Boasting a 350-year history, Koishiwara ware can be described as one of Japan's leading crafts.
Since its creation, Koishiwara ware has evolved to become a practical, beautiful pottery, whose unique points are the geometric patterns and the elegant texture and charming color expression.
The origin of Koishiwara ware dates all the way back to the Edo Period (1603-1868): in 1669, Hachinojo, grandson of famous pottery master Hachizo Takatori, discovered a new type of clay in the Sarayama area in Koishiwara, with which he started producing wares. In 1682, the third-generation lord of the Fukuoka Domain, Mitsuyuki Kuroda, invited craftsmen from Imari who started working together with Hachinojo, eventually creating Koishiwara ware through Chinese techniques, although at the time it was called “Nakano ware”, as the production area used to be called Nakano. Koishiwara wares were heavily used by the common people at the time, especially as Japanese sake cups, flower vases, and teapots. However, Koishiwara ware production started declining until it was brought back around the year 1927, during the Showa period (1926-1988). Demand particularly increased due to the shortage of supplies after the Second World War and since then, the market has expanded nationwide. At the international exposition held in Brussels in 1958, Koishiwara ware won the Grand Prize, and gained attention with its catchphrase “Yonobi”, “The Beauty of Functionality”. In 1975, Koishiwara ware was the first porcelain to be designated as a traditional craft by the Ministry of International Trade and Industry. Today, Koishiwara ware is primarily made in Toho, a village located in the Asakura district of Fukuoka, continuing to attract enthusiasts with its rustic charm.
The rustic texture brings out the full potential of the clay, and the geometric patterns showcase the traditional techniques used to make it. The concept of "the beauty of functionality" continues to form a key aspect of the potter's craft, underlying people's mindset to cherish handmade creations and use them in daily life.

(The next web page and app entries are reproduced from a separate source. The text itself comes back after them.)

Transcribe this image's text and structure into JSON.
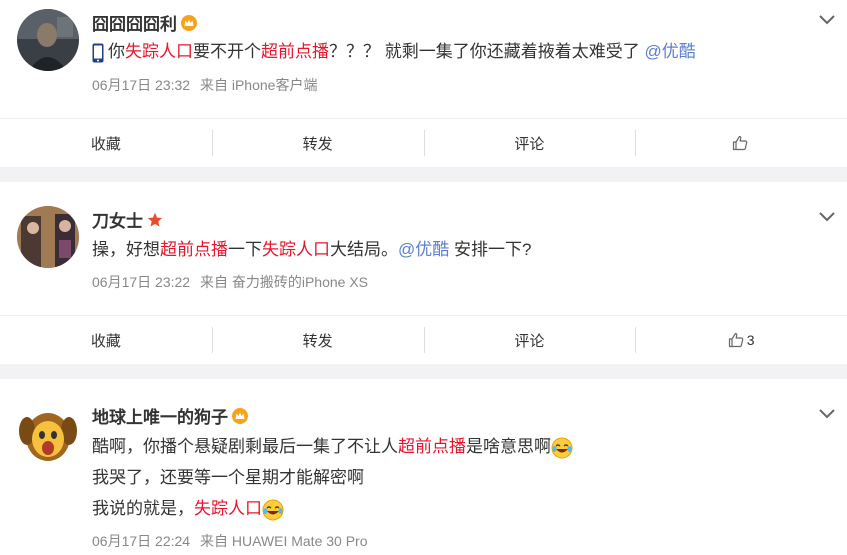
{
  "actions": {
    "favorite": "收藏",
    "repost": "转发",
    "comment": "评论"
  },
  "icons": {
    "chevron": "chevron-down-icon",
    "like": "thumbs-up-icon",
    "badge_crown": "crown-badge-icon",
    "badge_star": "star-badge-icon",
    "emoji_laugh_cry": "laugh-cry-emoji-icon",
    "phone": "phone-emoji-icon"
  },
  "colors": {
    "highlight": "#e6162d",
    "mention": "#5b7fd1",
    "meta": "#888888",
    "page_bg": "#f2f2f5"
  },
  "posts": [
    {
      "username": "囧囧囧囧利",
      "content": {
        "p1": "你",
        "k1": "失踪人口",
        "p2": "要不开个",
        "k2": "超前点播",
        "p3": "？？？ 就剩一集了你还藏着掖着太难受了 ",
        "mention": "@优酷"
      },
      "meta": {
        "date": "06月17日 23:32",
        "source": "来自 iPhone客户端"
      },
      "likes": ""
    },
    {
      "username": "刀女士",
      "content": {
        "p1": "操，好想",
        "k1": "超前点播",
        "p2": "一下",
        "k2": "失踪人口",
        "p3": "大结局。",
        "mention": "@优酷",
        "p4": " 安排一下?"
      },
      "meta": {
        "date": "06月17日 23:22",
        "source": "来自 奋力搬砖的iPhone XS"
      },
      "likes": "3"
    },
    {
      "username": "地球上唯一的狗子",
      "content": {
        "line1_p1": "酷啊，你播个悬疑剧剩最后一集了不让人",
        "line1_k1": "超前点播",
        "line1_p2": "是啥意思啊",
        "line2": "我哭了，还要等一个星期才能解密啊",
        "line3_p1": "我说的就是，",
        "line3_k1": "失踪人口"
      },
      "meta": {
        "date": "06月17日 22:24",
        "source": "来自 HUAWEI Mate 30 Pro"
      }
    }
  ]
}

TOBIKANNA (飛び鉋) It involves creating an even pattern by shaving away bits of clay using the sharp end of a plane (a blade pulled toward the user) while rotating the piece on a potter’s wheel.
HAKEME KUSHIME (刷毛目・櫛目) It is when white engobe (a liquid solution used for final decoration) is applied on the work and brushed in as it is being spun on a potter’s wheel.
YUBIKAKI (指描き) As soon as the engobbe is poured, the potter's wheel is spun and painting is applied by fingers.
NAGASHIKAKE (流し掛け) It is when glaze is evenly applied while the work is rotated on a potter’s wheel.
UCHIKAKE (打ち掛け) It is similar to “nagashi-kake,” but the glaze is only applied to specific, small areas using a ladle or small cup.
PONGAKI (ぽん描き) Coordinating the glaze which is pouring from the mouth of the bamboo's container, and immediately painting.